Modicum of remorse isn’t there

The recent visits of Deputy Prime Minister Taro Aso and other Cabinet ministers to Yasukuni Shrine defy common sense. At least one of the ministers said he was making the visit in both a private and public capacity, a blatant contradiction. It is hard to know why these visits are made when the government well knows they are provocative and likely to raise hackles in China and South Korea.

One hoped that the new Abe administration might lead Japan to turn over a new leaf, and try to rectify and apologize for its past errors and warlike activities. But no, it’s the same old jingoistic story of Japan’s chronic failure to embrace humility and its ingrained determination to rewrite history with dishonest disclaimers.

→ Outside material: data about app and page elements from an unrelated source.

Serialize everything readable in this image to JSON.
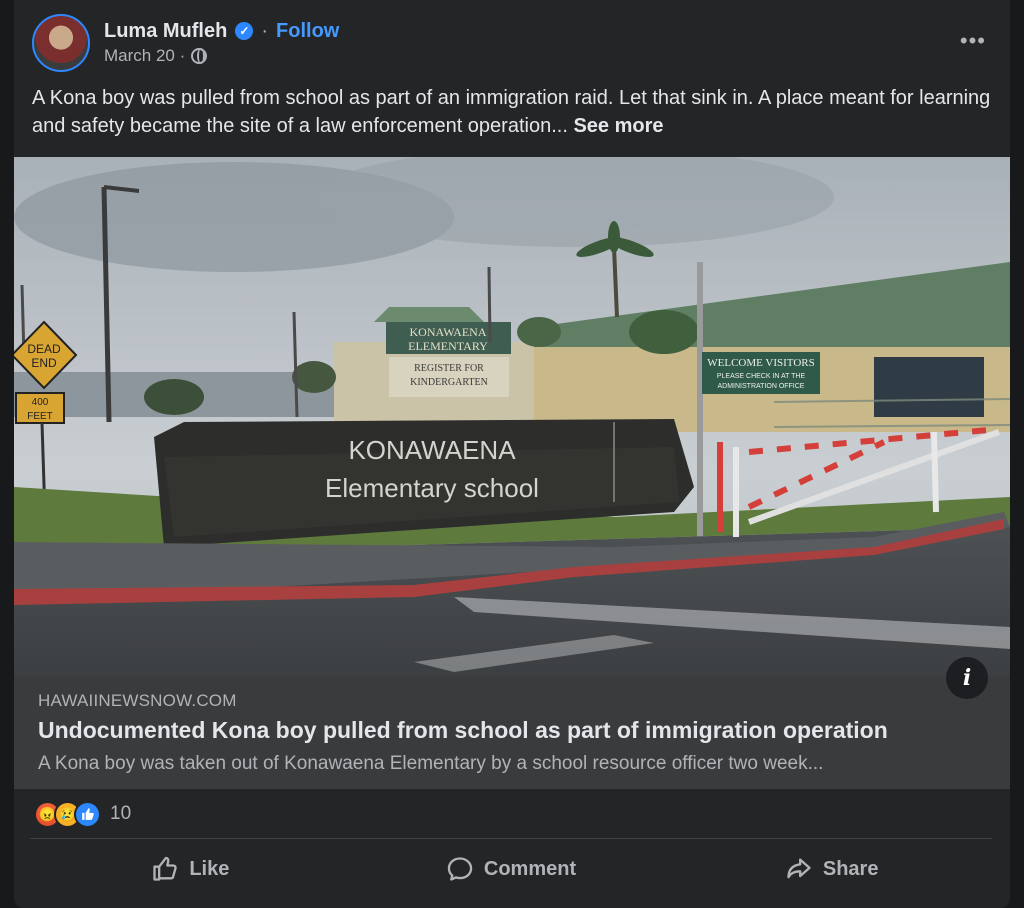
{
  "post": {
    "author": "Luma Mufleh",
    "separator": "·",
    "follow_label": "Follow",
    "date": "March 20 ·",
    "text": "A Kona boy was pulled from school as part of an immigration raid. Let that sink in. A place meant for learning and safety became the site of a law enforcement operation...",
    "see_more_label": "See more"
  },
  "link": {
    "domain": "HAWAIINEWSNOW.COM",
    "headline": "Undocumented Kona boy pulled from school as part of immigration operation",
    "description": "A Kona boy was taken out of Konawaena Elementary by a school resource officer two week...",
    "image_text": {
      "school_sign_1": "KONAWAENA",
      "school_sign_2": "Elementary school",
      "banner_1": "KONAWAENA",
      "banner_2": "ELEMENTARY",
      "register_1": "REGISTER FOR",
      "register_2": "KINDERGARTEN",
      "welcome_1": "WELCOME VISITORS",
      "welcome_2": "PLEASE CHECK IN AT THE",
      "welcome_3": "ADMINISTRATION OFFICE",
      "road_1": "DEAD",
      "road_2": "END",
      "road_3": "400",
      "road_4": "FEET"
    },
    "info_icon": "i"
  },
  "reactions": {
    "icons": [
      "angry-icon",
      "sad-icon",
      "like-icon"
    ],
    "count": "10"
  },
  "actions": {
    "like": "Like",
    "comment": "Comment",
    "share": "Share"
  },
  "colors": {
    "background": "#18191a",
    "card": "#242526",
    "accent": "#4599ff",
    "text": "#e4e6eb",
    "muted": "#b0b3b8"
  }
}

Japanese people seem to glory in dishonesty. The widespread act of dyeing their hair brown, red or other outlandish colors is one example; the habit that many aging men have of concealing their graying hair is another. Corporate financial scandals uncovered week after week are yet another. Japan will never gain the respect of the world community until it begins to address past issues with common sense and a modicum of sincere remorse.

gavin bantock
uranouchi, kochi

The opinions expressed in this letter to the editor are the writer’s own and do not necessarily reflect the policies of The Japan Times.